When securing a home loan, new borrowers may overlook escrow accounts, which are used in part to protect the lender. Under escrow, monthly payments are collected to pay annual insurance and taxes. While some mortgages -- most notably FHA loans -- require the establishment of an escrow account, the decision is typically up to the lender. As a borrower, you should take into account certain factors when planning for your escrow.
Establishing a Cushion
Escrow accounts are typically used to cover your annual property taxes, as well as the yearly cost of homeowners insurance. Each month, you will be responsible for one-twelfth of those two totals. As of 2013, the Real Estate Settlement Protection Act allows lending institutions to maintain a monetary cushion equal to one-sixth of the annual escrow collection. This means that, upon loan approval, you may be required to immediately pay two months worth of payments into your escrow account.
The taxable value of a property is often reassessed the year after a home is built on the land or the year following a sale of an existing home. This means that your tax rate could increase -- in the case of new construction, it may rise drastically -- a year after you move in to your new home. If taxes rise, your escrow payment will increase accordingly. And if the tax shift doesn't match up with your annual escrow calendar, you could get an unpleasant surprise. For instance, say your July tax bill indicates that you owe $6,000 more in taxes than you owed the year before. Since January, though, you have paid six payments into your escrow account, assuming your old tax rate. Not only will your typical escrow payment increase by $500, but you must also make up the $3,000 difference for the first six months of the year.

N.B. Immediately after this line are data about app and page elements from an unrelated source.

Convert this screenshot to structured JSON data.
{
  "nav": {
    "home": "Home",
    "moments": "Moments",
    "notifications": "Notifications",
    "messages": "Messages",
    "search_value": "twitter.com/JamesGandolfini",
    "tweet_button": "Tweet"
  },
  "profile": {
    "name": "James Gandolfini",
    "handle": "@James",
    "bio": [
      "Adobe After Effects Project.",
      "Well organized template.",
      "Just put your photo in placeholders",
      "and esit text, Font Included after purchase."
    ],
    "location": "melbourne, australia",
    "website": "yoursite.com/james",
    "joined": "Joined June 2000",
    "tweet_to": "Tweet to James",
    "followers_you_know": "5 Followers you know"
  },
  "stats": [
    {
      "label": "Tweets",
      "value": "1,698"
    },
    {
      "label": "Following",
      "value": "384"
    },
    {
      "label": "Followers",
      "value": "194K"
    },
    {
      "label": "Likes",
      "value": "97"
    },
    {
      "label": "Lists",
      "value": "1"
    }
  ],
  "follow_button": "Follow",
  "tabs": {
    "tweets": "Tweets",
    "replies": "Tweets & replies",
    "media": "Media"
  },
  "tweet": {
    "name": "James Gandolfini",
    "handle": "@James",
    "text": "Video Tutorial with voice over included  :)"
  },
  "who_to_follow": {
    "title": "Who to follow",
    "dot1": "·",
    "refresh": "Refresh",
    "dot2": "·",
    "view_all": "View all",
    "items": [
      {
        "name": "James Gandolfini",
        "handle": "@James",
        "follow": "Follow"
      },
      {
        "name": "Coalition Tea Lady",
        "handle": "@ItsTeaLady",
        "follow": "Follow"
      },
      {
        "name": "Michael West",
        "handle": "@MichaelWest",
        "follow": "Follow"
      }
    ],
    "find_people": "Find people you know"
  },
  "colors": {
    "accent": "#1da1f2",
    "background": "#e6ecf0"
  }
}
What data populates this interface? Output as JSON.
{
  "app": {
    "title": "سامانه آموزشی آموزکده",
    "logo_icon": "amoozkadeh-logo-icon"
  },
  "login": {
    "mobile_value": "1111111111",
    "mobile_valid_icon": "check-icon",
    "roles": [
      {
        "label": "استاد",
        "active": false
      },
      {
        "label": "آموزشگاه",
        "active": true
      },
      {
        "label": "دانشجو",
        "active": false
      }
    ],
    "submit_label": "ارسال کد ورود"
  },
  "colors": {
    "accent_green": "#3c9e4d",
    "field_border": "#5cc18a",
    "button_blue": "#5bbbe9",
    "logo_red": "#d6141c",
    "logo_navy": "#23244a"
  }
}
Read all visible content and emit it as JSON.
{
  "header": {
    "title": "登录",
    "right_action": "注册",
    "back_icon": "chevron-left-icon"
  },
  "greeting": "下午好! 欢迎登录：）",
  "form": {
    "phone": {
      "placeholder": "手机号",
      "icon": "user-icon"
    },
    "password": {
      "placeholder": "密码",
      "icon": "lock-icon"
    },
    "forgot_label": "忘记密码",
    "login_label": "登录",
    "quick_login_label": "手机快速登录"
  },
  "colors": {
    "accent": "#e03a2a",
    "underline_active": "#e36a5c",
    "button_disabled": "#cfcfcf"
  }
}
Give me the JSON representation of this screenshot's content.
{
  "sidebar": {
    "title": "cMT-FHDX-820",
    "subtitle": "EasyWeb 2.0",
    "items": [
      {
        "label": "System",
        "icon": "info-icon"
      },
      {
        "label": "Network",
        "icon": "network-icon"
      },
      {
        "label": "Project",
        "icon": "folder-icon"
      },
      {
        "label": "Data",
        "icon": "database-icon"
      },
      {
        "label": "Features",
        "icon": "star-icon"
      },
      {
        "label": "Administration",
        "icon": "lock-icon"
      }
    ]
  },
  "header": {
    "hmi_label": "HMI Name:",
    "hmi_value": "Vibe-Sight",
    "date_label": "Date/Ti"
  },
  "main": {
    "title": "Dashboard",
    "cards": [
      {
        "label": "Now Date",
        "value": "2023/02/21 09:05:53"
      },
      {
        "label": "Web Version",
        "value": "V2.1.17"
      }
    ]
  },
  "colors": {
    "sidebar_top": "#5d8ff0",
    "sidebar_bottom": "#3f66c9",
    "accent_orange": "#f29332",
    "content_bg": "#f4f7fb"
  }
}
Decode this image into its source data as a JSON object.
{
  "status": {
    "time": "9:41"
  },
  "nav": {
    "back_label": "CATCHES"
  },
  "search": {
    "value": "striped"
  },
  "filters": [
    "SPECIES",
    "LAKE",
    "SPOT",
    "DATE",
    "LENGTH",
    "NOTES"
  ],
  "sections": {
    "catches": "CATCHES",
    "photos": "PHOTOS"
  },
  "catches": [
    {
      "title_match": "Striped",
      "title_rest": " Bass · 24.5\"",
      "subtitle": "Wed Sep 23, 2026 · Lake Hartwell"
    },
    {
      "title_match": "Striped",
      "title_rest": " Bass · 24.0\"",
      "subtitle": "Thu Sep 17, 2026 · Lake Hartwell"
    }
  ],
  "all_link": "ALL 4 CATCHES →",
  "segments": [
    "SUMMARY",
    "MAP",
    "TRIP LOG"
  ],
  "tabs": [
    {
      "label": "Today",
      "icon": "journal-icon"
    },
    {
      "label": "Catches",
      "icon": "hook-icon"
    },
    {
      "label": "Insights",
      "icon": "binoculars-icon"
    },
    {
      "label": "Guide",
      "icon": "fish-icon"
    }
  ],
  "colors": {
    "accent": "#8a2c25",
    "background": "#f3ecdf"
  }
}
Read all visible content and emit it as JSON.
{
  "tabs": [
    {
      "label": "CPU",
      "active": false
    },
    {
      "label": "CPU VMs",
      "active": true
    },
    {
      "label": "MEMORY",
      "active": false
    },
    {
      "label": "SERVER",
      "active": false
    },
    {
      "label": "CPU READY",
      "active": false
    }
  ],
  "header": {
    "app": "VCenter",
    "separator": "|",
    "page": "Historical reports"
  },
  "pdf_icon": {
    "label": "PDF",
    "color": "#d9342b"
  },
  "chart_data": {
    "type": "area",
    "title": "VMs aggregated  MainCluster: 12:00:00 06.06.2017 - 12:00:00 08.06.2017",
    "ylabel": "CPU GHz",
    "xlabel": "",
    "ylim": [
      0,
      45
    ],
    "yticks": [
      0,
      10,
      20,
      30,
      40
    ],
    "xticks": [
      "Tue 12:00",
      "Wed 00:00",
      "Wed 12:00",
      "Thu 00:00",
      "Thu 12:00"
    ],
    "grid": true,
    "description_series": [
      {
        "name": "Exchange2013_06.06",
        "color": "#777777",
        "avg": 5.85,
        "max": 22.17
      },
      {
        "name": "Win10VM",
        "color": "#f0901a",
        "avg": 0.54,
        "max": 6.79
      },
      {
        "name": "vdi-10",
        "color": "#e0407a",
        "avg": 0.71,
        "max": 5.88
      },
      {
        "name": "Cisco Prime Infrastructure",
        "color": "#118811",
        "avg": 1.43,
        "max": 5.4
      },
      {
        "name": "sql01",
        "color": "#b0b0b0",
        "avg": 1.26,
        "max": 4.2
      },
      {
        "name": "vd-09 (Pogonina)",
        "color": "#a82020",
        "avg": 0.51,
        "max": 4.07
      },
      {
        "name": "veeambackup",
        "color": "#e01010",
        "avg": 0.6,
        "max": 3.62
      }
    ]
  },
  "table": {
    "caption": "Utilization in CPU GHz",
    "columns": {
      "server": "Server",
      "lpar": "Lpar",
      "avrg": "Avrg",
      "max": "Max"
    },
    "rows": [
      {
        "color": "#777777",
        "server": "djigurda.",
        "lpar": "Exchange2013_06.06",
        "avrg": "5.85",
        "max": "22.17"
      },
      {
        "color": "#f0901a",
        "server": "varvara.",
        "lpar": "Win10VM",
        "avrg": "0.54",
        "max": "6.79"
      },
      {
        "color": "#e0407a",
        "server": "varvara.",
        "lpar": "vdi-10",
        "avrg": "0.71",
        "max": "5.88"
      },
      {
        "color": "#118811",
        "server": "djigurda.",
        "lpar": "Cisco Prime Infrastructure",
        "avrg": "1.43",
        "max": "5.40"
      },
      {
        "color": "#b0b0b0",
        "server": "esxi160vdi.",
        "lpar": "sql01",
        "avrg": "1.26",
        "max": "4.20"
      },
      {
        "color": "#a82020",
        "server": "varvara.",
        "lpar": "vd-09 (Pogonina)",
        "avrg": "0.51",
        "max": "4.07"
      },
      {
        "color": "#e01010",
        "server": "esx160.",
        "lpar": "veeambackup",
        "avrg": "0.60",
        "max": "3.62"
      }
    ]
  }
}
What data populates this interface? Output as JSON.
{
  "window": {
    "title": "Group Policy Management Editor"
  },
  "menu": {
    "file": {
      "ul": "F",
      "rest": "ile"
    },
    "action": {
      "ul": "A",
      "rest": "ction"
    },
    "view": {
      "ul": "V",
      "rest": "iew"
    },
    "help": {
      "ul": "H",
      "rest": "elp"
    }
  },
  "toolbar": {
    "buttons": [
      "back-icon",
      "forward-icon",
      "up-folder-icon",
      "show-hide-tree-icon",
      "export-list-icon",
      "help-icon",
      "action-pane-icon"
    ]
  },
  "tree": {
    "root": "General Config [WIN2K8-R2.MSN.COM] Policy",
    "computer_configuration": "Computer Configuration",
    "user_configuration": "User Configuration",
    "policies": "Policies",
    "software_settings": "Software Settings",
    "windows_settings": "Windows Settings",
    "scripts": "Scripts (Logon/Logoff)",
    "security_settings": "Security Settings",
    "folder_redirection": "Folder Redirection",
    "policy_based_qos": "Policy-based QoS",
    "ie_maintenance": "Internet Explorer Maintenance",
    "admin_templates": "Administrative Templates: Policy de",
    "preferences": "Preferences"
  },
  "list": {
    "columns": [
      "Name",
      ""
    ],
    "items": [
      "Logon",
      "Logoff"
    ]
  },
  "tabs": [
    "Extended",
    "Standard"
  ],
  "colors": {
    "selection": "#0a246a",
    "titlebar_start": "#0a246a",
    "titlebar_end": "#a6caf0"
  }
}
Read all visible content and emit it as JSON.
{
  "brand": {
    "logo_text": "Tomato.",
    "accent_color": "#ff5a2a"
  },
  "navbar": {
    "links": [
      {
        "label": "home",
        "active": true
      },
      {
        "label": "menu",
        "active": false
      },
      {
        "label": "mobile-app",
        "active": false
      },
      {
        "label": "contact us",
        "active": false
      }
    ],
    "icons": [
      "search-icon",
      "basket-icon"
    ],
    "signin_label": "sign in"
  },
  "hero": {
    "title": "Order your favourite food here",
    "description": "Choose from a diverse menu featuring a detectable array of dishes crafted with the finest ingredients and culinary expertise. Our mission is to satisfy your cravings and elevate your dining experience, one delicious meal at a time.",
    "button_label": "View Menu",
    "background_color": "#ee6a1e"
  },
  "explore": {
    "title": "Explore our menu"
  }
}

Similarly, your homeowners insurance rates may fluctuate greatly from year to year and hikes could result in an increased escrow payment. It is important to understand that the bank typically has nothing to do with your insurance; it simply organizes the payment. Therefore, if your insurance company informs you that your rates will be changing, it is up to you to figure out what effect it may have. The bank will only send you a monthly escrow bill and is under no obligation to warn you that your insurance rates have increased.
Your source of income plays a significant role in whether you will be able to handle an escrow account. If your monthly income fluctuates drastically, you may have trouble paying the escrow payment one month, but could have more than enough the next. If you are in this situation, it may be better for you to simply save at your own pace over the course of the year. You will still need the same amount of money saved up to pay insurance and tax bills, but you won't be faced with a set monthly payment.